President Donald Trump said Thursday that community businesses including grocery stores and banks will likely “work along” with federal employees impacted by the partial government shutdown.
The remarks came as Trump was asked about controversial comments made by Commerce Secretary Wilbur Ross, who said Thursday that impacted workers should take out a loan rather than using food banks to cope with the loss of an income during the shutdown.
While Trump said he was unfamiliar with the specifics of Ross’ comments, he offered a possible explanation: That federal workers who have been furloughed or forced to work without pay should be able to easily get relief from businesses in their community.
“Perhaps he should have said it differently. Local people know who they are, (where) they go for groceries and everything else. … They will work along. I know banks are working along. … And that’s what happens in time like this. They know the people; they’ve been dealing with them for years. And they work along. The grocery store — And I think that’s probably what Wilbur Ross meant.”
The partial federal shutdown, now in its 34th day, has left about 800,000 workers with their incomes cut off until the impasse is resolved. Most Americans can’t cover an emergency expense of $1,000 from savings, according to a January Bankrate survey.
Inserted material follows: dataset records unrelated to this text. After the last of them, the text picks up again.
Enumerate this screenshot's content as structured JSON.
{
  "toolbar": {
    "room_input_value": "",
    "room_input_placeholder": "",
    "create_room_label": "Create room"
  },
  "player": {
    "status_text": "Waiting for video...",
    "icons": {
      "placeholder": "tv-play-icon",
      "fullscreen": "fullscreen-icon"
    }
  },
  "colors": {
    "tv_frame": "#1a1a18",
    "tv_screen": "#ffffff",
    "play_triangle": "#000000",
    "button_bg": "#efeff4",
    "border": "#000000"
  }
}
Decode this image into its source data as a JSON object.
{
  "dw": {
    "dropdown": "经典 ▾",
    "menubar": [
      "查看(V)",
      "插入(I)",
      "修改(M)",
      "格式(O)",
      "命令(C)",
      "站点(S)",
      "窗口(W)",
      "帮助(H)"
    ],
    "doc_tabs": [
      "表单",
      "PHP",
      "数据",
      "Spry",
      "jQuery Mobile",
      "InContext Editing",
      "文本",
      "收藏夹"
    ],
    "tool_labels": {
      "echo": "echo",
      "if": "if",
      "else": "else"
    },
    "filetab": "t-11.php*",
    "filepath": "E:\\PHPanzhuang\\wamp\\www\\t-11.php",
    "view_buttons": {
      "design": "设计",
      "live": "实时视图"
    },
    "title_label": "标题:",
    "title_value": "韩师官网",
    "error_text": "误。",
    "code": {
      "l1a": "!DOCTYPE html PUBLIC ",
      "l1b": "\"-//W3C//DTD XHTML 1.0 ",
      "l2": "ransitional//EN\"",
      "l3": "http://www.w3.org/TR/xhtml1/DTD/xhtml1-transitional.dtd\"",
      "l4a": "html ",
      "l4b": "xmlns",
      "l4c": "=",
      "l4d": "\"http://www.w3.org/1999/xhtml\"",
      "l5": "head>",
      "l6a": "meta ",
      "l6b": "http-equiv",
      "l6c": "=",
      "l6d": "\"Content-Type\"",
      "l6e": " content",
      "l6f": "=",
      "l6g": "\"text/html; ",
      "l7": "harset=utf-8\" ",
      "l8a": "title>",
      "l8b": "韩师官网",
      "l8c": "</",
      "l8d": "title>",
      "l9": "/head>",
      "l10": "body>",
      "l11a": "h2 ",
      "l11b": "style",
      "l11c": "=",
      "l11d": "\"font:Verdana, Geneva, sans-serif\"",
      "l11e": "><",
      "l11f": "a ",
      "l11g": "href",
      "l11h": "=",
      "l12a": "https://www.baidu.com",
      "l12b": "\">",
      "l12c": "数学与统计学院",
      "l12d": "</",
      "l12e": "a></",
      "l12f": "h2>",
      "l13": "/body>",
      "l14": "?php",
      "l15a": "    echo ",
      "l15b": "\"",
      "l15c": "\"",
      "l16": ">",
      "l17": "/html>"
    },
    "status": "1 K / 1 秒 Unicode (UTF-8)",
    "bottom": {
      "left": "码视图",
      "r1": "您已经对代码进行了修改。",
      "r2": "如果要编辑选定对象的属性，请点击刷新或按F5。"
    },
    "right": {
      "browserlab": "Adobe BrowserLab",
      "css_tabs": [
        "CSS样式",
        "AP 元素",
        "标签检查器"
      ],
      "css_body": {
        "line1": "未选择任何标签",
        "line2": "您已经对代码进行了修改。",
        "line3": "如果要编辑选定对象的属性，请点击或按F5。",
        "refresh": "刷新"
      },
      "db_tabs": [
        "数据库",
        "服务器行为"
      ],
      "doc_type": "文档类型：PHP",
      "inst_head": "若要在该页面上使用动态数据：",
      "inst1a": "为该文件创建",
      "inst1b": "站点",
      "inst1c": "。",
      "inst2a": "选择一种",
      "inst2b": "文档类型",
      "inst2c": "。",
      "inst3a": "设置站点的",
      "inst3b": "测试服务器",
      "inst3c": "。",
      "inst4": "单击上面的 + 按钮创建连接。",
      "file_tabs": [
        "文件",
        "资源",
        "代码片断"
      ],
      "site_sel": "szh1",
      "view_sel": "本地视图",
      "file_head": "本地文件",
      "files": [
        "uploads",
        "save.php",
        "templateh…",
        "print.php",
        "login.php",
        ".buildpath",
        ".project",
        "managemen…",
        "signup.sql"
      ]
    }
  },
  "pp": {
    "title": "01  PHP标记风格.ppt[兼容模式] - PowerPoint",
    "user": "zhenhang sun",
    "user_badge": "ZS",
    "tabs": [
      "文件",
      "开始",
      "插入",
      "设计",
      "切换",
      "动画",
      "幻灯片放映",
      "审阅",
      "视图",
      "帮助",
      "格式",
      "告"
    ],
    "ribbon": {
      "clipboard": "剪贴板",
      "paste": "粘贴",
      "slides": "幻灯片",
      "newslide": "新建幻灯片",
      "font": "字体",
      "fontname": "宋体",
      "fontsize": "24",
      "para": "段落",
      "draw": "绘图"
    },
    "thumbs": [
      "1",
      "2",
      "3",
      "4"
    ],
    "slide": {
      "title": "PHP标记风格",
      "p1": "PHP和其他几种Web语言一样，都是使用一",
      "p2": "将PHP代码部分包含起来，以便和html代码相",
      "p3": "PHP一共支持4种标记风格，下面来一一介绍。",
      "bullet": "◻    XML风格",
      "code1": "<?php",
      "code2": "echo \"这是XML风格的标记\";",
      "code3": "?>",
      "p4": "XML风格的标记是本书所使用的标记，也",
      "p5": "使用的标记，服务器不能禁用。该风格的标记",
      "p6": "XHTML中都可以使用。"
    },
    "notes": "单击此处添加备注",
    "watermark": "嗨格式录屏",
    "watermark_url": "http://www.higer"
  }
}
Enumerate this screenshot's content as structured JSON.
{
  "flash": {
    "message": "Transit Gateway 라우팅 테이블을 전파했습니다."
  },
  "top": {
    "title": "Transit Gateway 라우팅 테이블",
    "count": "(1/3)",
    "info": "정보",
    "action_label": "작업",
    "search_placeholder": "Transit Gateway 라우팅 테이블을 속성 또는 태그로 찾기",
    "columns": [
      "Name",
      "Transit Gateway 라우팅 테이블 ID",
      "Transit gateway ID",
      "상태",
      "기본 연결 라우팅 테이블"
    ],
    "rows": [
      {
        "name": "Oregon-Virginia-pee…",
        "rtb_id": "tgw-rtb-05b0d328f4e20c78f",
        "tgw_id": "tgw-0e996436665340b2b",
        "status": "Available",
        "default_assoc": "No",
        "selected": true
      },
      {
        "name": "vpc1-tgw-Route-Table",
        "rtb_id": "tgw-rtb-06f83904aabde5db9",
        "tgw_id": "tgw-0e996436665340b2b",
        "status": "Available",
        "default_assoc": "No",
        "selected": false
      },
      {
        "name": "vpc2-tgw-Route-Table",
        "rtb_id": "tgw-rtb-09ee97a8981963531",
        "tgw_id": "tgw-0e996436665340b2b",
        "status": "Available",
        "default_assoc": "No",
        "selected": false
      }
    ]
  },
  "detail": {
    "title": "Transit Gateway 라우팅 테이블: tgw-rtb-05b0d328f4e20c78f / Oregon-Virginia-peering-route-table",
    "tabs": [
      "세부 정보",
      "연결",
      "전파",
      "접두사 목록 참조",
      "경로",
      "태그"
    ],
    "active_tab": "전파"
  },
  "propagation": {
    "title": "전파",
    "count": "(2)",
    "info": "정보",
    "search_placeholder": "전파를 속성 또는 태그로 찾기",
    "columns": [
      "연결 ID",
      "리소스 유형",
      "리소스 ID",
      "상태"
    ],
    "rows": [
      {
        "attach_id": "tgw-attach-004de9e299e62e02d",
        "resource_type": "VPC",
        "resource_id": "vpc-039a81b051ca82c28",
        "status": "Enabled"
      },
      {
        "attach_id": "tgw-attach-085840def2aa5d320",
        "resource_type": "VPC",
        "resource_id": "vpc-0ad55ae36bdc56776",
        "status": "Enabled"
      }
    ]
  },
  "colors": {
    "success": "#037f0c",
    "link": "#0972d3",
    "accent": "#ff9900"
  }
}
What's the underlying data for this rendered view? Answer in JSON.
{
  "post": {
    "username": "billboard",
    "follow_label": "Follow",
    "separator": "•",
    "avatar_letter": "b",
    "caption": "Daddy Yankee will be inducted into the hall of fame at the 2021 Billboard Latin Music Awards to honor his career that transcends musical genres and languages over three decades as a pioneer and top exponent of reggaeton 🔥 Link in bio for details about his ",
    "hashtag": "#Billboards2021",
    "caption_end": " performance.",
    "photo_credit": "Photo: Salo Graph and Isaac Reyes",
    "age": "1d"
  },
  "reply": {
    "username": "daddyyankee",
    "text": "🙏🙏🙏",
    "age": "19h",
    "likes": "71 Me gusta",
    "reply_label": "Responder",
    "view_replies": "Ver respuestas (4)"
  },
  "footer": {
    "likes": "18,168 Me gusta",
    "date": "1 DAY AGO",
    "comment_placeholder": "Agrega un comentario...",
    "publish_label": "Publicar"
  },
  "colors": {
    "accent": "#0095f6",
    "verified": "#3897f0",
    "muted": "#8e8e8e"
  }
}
Trump has signed legislation guaranteeing impacted federal workers will receive back pay when the shutdown ends, but the most vulnerable workers may still struggle to secure a loan, said Mark Hamrick, senior economic analyst for Bankrate.
Numerous banks have pledged to help federal workers whose pay has been impacted by the shutdown. Some, including The Congressional Credit Union, have offered special lines of credit for federal workers.
Numerous other businesses — from cell phone providers to restaurants — have also offered various freebies and assistance programs to federal workers.
The shutdown comes as Trump is demanding $5.7 billion to build a wall along the U.S.-Mexico border, which was a signature promise of his presidential campaign. Democrats are refusing to give him the money, arguing that a border wall is costly, ineffective and — in the words of House Speaker Nancy Pelosi — an “immorality.”
Contributing: Michael Collins, Eliza Collins, David Jackson, John Fritze, Paul Davidson and William Cummings